second balloon, the two were brought pretty close together, and a
military band commenced playing, with a zeal and fervour which
would render the most timid man in existence but too happy to
accept any means of quitting that particular spot of earth on which
they were stationed. Then Mr. Green, sen., and his noble companion
entered one car, and Mr. Green, jun., and HIS companion the other;
and then the balloons went up, and the aerial travellers stood up,
and the crowd outside roared with delight, and the two gentlemen
who had never ascended before, tried to wave their flags, as if
they were not nervous, but held on very fast all the while; and the
balloons were wafted gently away, our little friend solemnly
protesting, long after they were reduced to mere specks in the air,
that he could still distinguish the white hat of Mr. Green. The
gardens disgorged their multitudes, boys ran up and down screaming
'bal-loon;' and in all the crowded thoroughfares people rushed out
of their shops into the middle of the road, and having stared up in
the air at two little black objects till they almost dislocated
their necks, walked slowly in again, perfectly satisfied.

The next day there was a grand account of the ascent in the morning
papers, and the public were informed how it was the finest day but
four in Mr. Green's remembrance; how they retained sight of the
earth till they lost it behind the clouds; and how the reflection
of the balloon on the undulating masses of vapour was gorgeously
picturesque; together with a little science about the refraction of
the sun's rays, and some mysterious hints respecting atmospheric
heat and eddying currents of air.

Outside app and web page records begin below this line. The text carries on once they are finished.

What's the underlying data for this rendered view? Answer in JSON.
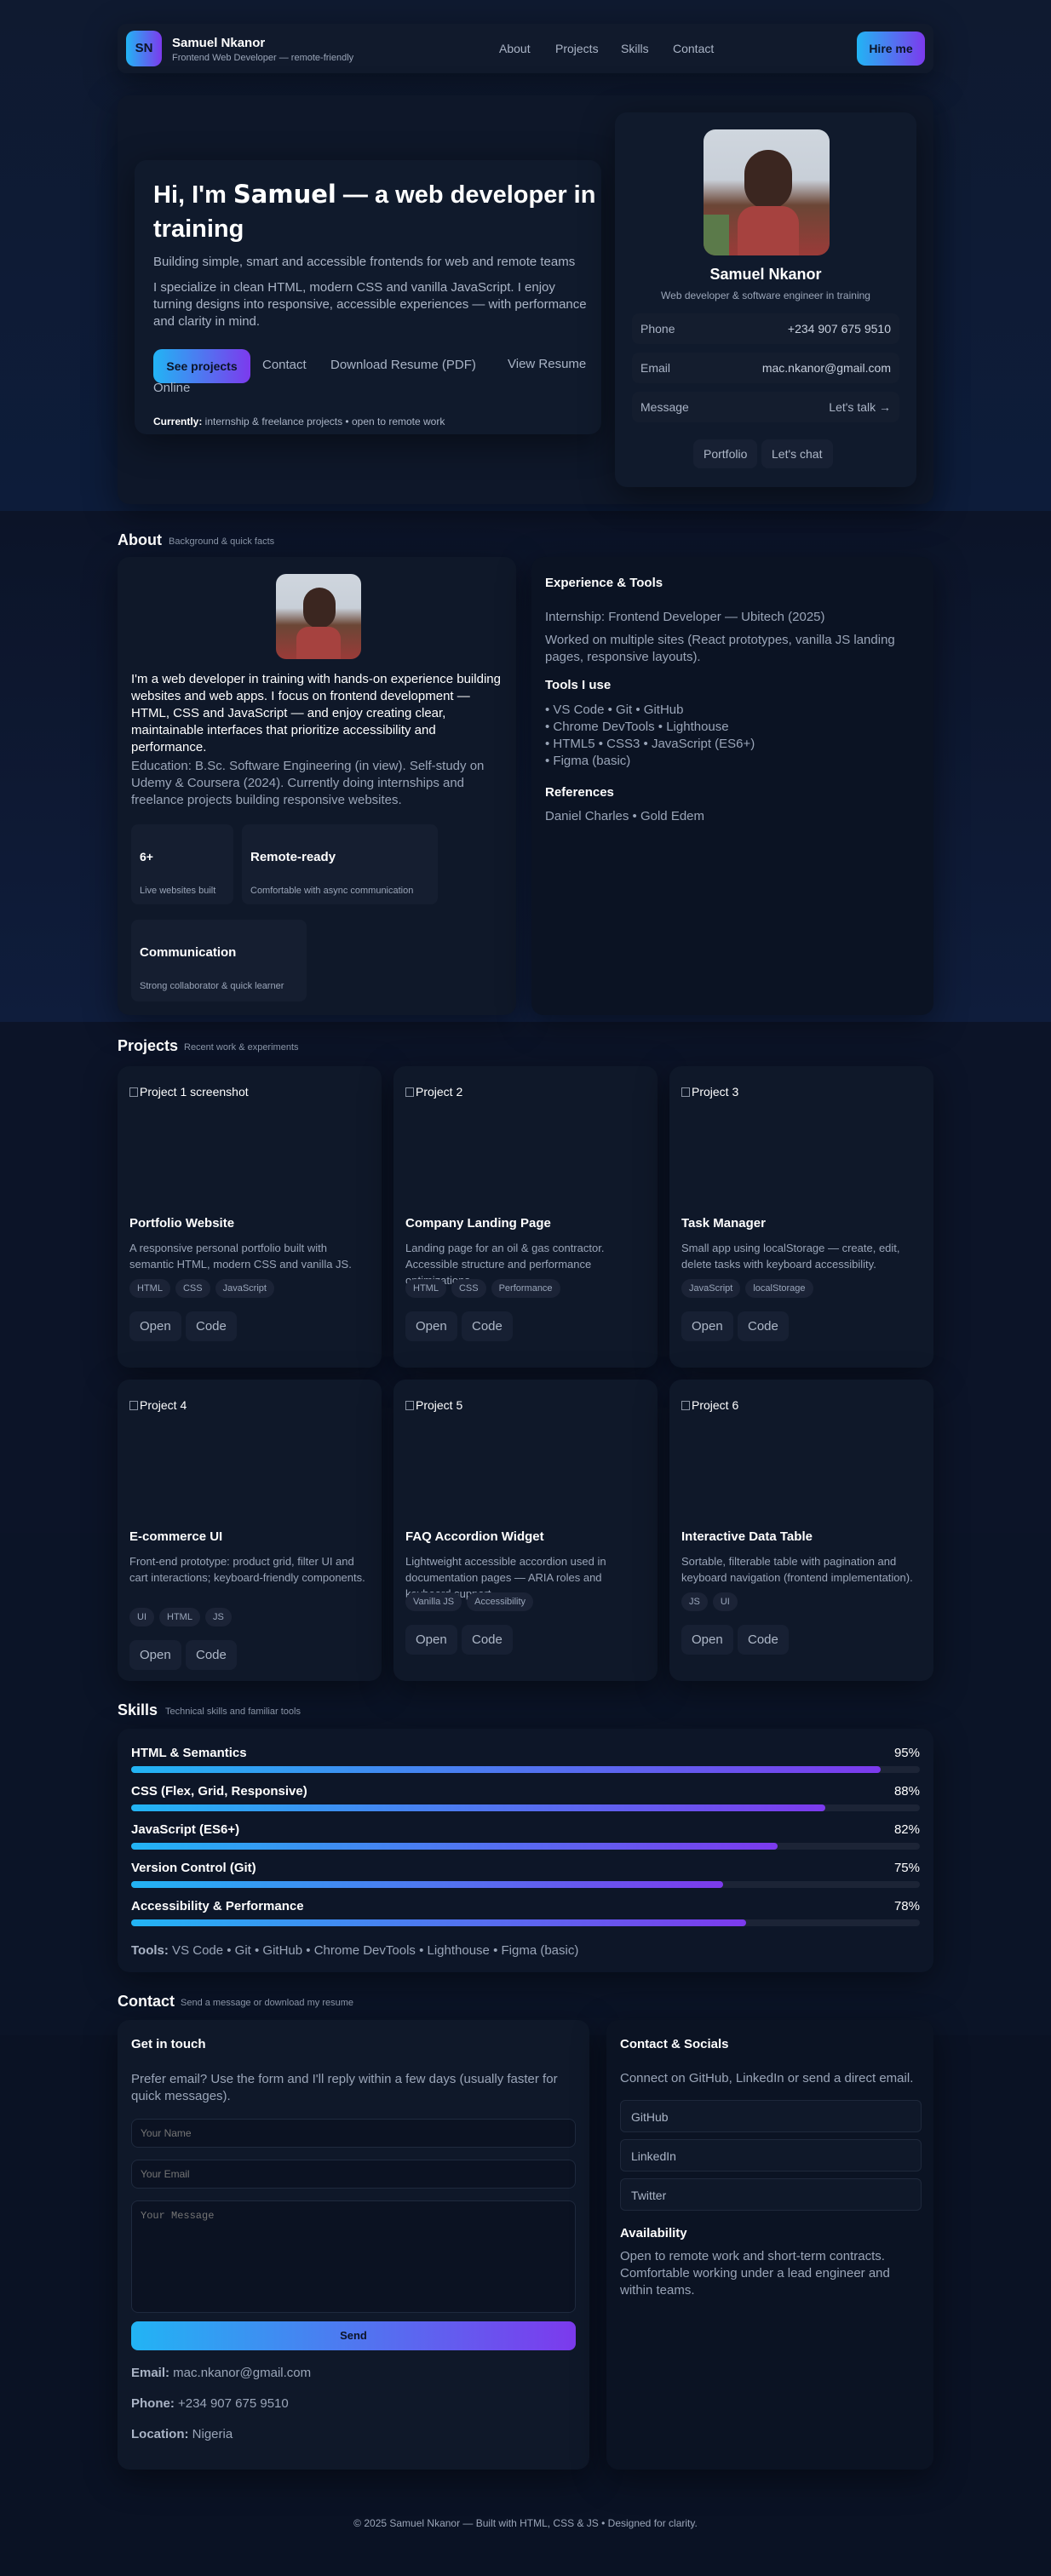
{
  "brand": {
    "initials": "SN",
    "name": "Samuel Nkanor",
    "tagline": "Frontend Web Developer — remote-friendly"
  },
  "nav": {
    "items": [
      "About",
      "Projects",
      "Skills",
      "Contact"
    ],
    "cta": "Hire me"
  },
  "hero": {
    "heading_pre": "Hi, I'm ",
    "heading_name": "Samuel",
    "heading_post": " — a web developer in training",
    "lead": "Building simple, smart and accessible frontends for web and remote teams",
    "body": "I specialize in clean HTML, modern CSS and vanilla JavaScript. I enjoy turning designs into responsive, accessible experiences — with performance and clarity in mind.",
    "btn_primary": "See projects",
    "btn_contact": "Contact",
    "btn_resume": "Download Resume (PDF)",
    "btn_view": "View Resume Online",
    "currently_label": "Currently:",
    "currently_text": " internship & freelance projects • open to remote work"
  },
  "profile": {
    "name": "Samuel Nkanor",
    "role": "Web developer & software engineer in training",
    "phone_label": "Phone",
    "phone": "+234 907 675 9510",
    "email_label": "Email",
    "email": "mac.nkanor@gmail.com",
    "message_label": "Message",
    "message": "Let's talk →",
    "btn_portfolio": "Portfolio",
    "btn_chat": "Let's chat"
  },
  "about": {
    "title": "About",
    "subtitle": "Background & quick facts",
    "intro": "I'm a web developer in training with hands-on experience building websites and web apps. I focus on frontend development — HTML, CSS and JavaScript — and enjoy creating clear, maintainable interfaces that prioritize accessibility and performance.",
    "education": "Education: B.Sc. Software Engineering (in view). Self-study on Udemy & Coursera (2024). Currently doing internships and freelance projects building responsive websites.",
    "facts": [
      {
        "title": "6+",
        "desc": "Live websites built"
      },
      {
        "title": "Remote-ready",
        "desc": "Comfortable with async communication"
      },
      {
        "title": "Communication",
        "desc": "Strong collaborator & quick learner"
      }
    ],
    "exp_title": "Experience & Tools",
    "exp_line1": "Internship: Frontend Developer — Ubitech (2025)",
    "exp_line2": "Worked on multiple sites (React prototypes, vanilla JS landing pages, responsive layouts).",
    "tools_title": "Tools I use",
    "tools": [
      "VS Code • Git • GitHub",
      "Chrome DevTools • Lighthouse",
      "HTML5 • CSS3 • JavaScript (ES6+)",
      "Figma (basic)"
    ],
    "refs_title": "References",
    "refs": "Daniel Charles • Gold Edem"
  },
  "projects": {
    "title": "Projects",
    "subtitle": "Recent work & experiments",
    "open_label": "Open",
    "code_label": "Code",
    "items": [
      {
        "img_alt": "Project 1 screenshot",
        "title": "Portfolio Website",
        "desc": "A responsive personal portfolio built with semantic HTML, modern CSS and vanilla JS.",
        "tags": [
          "HTML",
          "CSS",
          "JavaScript"
        ]
      },
      {
        "img_alt": "Project 2",
        "title": "Company Landing Page",
        "desc": "Landing page for an oil & gas contractor. Accessible structure and performance optimizations.",
        "tags": [
          "HTML",
          "CSS",
          "Performance"
        ]
      },
      {
        "img_alt": "Project 3",
        "title": "Task Manager",
        "desc": "Small app using localStorage — create, edit, delete tasks with keyboard accessibility.",
        "tags": [
          "JavaScript",
          "localStorage"
        ]
      },
      {
        "img_alt": "Project 4",
        "title": "E-commerce UI",
        "desc": "Front-end prototype: product grid, filter UI and cart interactions; keyboard-friendly components.",
        "tags": [
          "UI",
          "HTML",
          "JS"
        ]
      },
      {
        "img_alt": "Project 5",
        "title": "FAQ Accordion Widget",
        "desc": "Lightweight accessible accordion used in documentation pages — ARIA roles and keyboard support.",
        "tags": [
          "Vanilla JS",
          "Accessibility"
        ]
      },
      {
        "img_alt": "Project 6",
        "title": "Interactive Data Table",
        "desc": "Sortable, filterable table with pagination and keyboard navigation (frontend implementation).",
        "tags": [
          "JS",
          "UI"
        ]
      }
    ]
  },
  "skills": {
    "title": "Skills",
    "subtitle": "Technical skills and familiar tools",
    "items": [
      {
        "name": "HTML & Semantics",
        "pct": "95%",
        "value": 95
      },
      {
        "name": "CSS (Flex, Grid, Responsive)",
        "pct": "88%",
        "value": 88
      },
      {
        "name": "JavaScript (ES6+)",
        "pct": "82%",
        "value": 82
      },
      {
        "name": "Version Control (Git)",
        "pct": "75%",
        "value": 75
      },
      {
        "name": "Accessibility & Performance",
        "pct": "78%",
        "value": 78
      }
    ],
    "tools_label": "Tools:",
    "tools_text": " VS Code • Git • GitHub • Chrome DevTools • Lighthouse • Figma (basic)"
  },
  "contact": {
    "title": "Contact",
    "subtitle": "Send a message or download my resume",
    "form_title": "Get in touch",
    "form_intro": "Prefer email? Use the form and I'll reply within a few days (usually faster for quick messages).",
    "name_ph": "Your Name",
    "email_ph": "Your Email",
    "message_ph": "Your Message",
    "send": "Send",
    "email_label": "Email:",
    "email": " mac.nkanor@gmail.com",
    "phone_label": "Phone:",
    "phone": " +234 907 675 9510",
    "location_label": "Location:",
    "location": " Nigeria",
    "socials_title": "Contact & Socials",
    "socials_intro": "Connect on GitHub, LinkedIn or send a direct email.",
    "links": [
      "GitHub",
      "LinkedIn",
      "Twitter"
    ],
    "avail_title": "Availability",
    "avail_text": "Open to remote work and short-term contracts. Comfortable working under a lead engineer and within teams."
  },
  "footer": {
    "text": "© 2025 Samuel Nkanor — Built with HTML, CSS & JS • Designed for clarity."
  }
}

There was also an interesting account how a man in a boat was
distinctly heard by Mr. Green, jun., to exclaim, 'My eye!' which
Mr. Green, jun., attributed to his voice rising to the balloon, and
the sound being thrown back from its surface into the car; and the
whole concluded with a slight allusion to another ascent next
Wednesday, all of which was very instructive and very amusing, as
our readers will see if they look to the papers. If we have
forgotten to mention the date, they have only to wait till next
summer, and take the account of the first ascent, and it will
answer the purpose equally well.

Charles Dickens